After reading the data, copy it out in full and exactly.

Segment Open

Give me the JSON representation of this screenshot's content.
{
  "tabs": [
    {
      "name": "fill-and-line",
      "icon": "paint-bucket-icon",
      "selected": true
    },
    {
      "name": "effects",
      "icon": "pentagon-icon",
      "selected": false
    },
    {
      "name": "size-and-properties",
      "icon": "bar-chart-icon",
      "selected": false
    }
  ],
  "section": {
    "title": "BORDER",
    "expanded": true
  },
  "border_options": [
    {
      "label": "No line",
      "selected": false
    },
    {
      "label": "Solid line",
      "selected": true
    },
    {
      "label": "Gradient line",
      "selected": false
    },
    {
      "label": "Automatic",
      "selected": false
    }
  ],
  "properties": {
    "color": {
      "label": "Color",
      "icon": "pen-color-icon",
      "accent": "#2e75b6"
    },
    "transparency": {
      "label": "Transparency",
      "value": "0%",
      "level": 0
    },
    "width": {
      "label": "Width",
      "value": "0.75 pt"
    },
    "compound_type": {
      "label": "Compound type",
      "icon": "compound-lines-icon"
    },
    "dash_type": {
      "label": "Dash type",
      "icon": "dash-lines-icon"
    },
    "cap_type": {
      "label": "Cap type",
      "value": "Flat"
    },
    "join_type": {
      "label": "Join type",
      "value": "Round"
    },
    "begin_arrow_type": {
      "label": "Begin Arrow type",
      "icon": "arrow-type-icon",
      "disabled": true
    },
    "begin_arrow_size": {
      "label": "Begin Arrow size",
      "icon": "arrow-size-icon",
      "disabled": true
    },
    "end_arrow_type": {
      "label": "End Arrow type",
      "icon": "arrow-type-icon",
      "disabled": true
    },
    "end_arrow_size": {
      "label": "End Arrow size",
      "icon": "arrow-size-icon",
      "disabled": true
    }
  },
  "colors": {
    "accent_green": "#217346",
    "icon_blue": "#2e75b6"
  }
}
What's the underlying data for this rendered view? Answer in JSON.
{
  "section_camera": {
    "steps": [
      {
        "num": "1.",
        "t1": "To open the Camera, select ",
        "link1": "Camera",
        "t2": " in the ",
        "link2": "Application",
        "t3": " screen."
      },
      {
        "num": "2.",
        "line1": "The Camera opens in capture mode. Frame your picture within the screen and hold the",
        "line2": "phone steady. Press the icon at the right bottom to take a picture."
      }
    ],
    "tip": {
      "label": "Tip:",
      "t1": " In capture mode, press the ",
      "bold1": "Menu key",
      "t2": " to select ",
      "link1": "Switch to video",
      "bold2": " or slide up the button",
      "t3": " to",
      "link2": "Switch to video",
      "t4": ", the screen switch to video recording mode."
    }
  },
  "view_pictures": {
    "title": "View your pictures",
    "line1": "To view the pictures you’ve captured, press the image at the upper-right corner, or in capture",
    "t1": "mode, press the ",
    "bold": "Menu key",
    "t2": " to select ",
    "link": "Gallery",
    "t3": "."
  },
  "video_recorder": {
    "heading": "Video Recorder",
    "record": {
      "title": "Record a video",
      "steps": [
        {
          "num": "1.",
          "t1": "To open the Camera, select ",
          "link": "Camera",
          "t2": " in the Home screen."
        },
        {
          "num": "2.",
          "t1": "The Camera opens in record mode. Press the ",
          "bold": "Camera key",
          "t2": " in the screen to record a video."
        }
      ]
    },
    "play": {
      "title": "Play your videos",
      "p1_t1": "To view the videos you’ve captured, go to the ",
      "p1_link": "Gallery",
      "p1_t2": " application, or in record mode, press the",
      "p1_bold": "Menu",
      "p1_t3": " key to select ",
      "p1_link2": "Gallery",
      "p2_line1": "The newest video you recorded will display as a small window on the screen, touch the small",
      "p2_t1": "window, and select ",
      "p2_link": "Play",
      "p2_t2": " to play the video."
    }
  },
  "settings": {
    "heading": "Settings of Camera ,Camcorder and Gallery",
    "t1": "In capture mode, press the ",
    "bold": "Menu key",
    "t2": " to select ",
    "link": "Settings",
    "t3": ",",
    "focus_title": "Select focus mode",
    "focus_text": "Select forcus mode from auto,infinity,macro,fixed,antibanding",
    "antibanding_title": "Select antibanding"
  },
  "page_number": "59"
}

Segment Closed

▶ Response
Give me the JSON representation of this screenshot's content.
{
  "tabs": [
    {
      "name": "fill-and-line",
      "icon": "paint-bucket-icon",
      "selected": true
    },
    {
      "name": "effects",
      "icon": "pentagon-icon",
      "selected": false
    },
    {
      "name": "size-and-properties",
      "icon": "bar-chart-icon",
      "selected": false
    }
  ],
  "section": {
    "title": "BORDER",
    "expanded": true
  },
  "border_options": [
    {
      "label": "No line",
      "selected": false
    },
    {
      "label": "Solid line",
      "selected": true
    },
    {
      "label": "Gradient line",
      "selected": false
    },
    {
      "label": "Automatic",
      "selected": false
    }
  ],
  "properties": {
    "color": {
      "label": "Color",
      "icon": "pen-color-icon",
      "accent": "#2e75b6"
    },
    "transparency": {
      "label": "Transparency",
      "value": "0%",
      "level": 0
    },
    "width": {
      "label": "Width",
      "value": "0.75 pt"
    },
    "compound_type": {
      "label": "Compound type",
      "icon": "compound-lines-icon"
    },
    "dash_type": {
      "label": "Dash type",
      "icon": "dash-lines-icon"
    },
    "cap_type": {
      "label": "Cap type",
      "value": "Flat"
    },
    "join_type": {
      "label": "Join type",
      "value": "Round"
    },
    "begin_arrow_type": {
      "label": "Begin Arrow type",
      "icon": "arrow-type-icon",
      "disabled": true
    },
    "begin_arrow_size": {
      "label": "Begin Arrow size",
      "icon": "arrow-size-icon",
      "disabled": true
    },
    "end_arrow_type": {
      "label": "End Arrow type",
      "icon": "arrow-type-icon",
      "disabled": true
    },
    "end_arrow_size": {
      "label": "End Arrow size",
      "icon": "arrow-size-icon",
      "disabled": true
    }
  },
  "colors": {
    "accent_green": "#217346",
    "icon_blue": "#2e75b6"
  }
}
What's the underlying data for this rendered view? Answer in JSON.
{
  "section_camera": {
    "steps": [
      {
        "num": "1.",
        "t1": "To open the Camera, select ",
        "link1": "Camera",
        "t2": " in the ",
        "link2": "Application",
        "t3": " screen."
      },
      {
        "num": "2.",
        "line1": "The Camera opens in capture mode. Frame your picture within the screen and hold the",
        "line2": "phone steady. Press the icon at the right bottom to take a picture."
      }
    ],
    "tip": {
      "label": "Tip:",
      "t1": " In capture mode, press the ",
      "bold1": "Menu key",
      "t2": " to select ",
      "link1": "Switch to video",
      "bold2": " or slide up the button",
      "t3": " to",
      "link2": "Switch to video",
      "t4": ", the screen switch to video recording mode."
    }
  },
  "view_pictures": {
    "title": "View your pictures",
    "line1": "To view the pictures you’ve captured, press the image at the upper-right corner, or in capture",
    "t1": "mode, press the ",
    "bold": "Menu key",
    "t2": " to select ",
    "link": "Gallery",
    "t3": "."
  },
  "video_recorder": {
    "heading": "Video Recorder",
    "record": {
      "title": "Record a video",
      "steps": [
        {
          "num": "1.",
          "t1": "To open the Camera, select ",
          "link": "Camera",
          "t2": " in the Home screen."
        },
        {
          "num": "2.",
          "t1": "The Camera opens in record mode. Press the ",
          "bold": "Camera key",
          "t2": " in the screen to record a video."
        }
      ]
    },
    "play": {
      "title": "Play your videos",
      "p1_t1": "To view the videos you’ve captured, go to the ",
      "p1_link": "Gallery",
      "p1_t2": " application, or in record mode, press the",
      "p1_bold": "Menu",
      "p1_t3": " key to select ",
      "p1_link2": "Gallery",
      "p2_line1": "The newest video you recorded will display as a small window on the screen, touch the small",
      "p2_t1": "window, and select ",
      "p2_link": "Play",
      "p2_t2": " to play the video."
    }
  },
  "settings": {
    "heading": "Settings of Camera ,Camcorder and Gallery",
    "t1": "In capture mode, press the ",
    "bold": "Menu key",
    "t2": " to select ",
    "link": "Settings",
    "t3": ",",
    "focus_title": "Select focus mode",
    "focus_text": "Select forcus mode from auto,infinity,macro,fixed,antibanding",
    "antibanding_title": "Select antibanding"
  },
  "page_number": "59"
}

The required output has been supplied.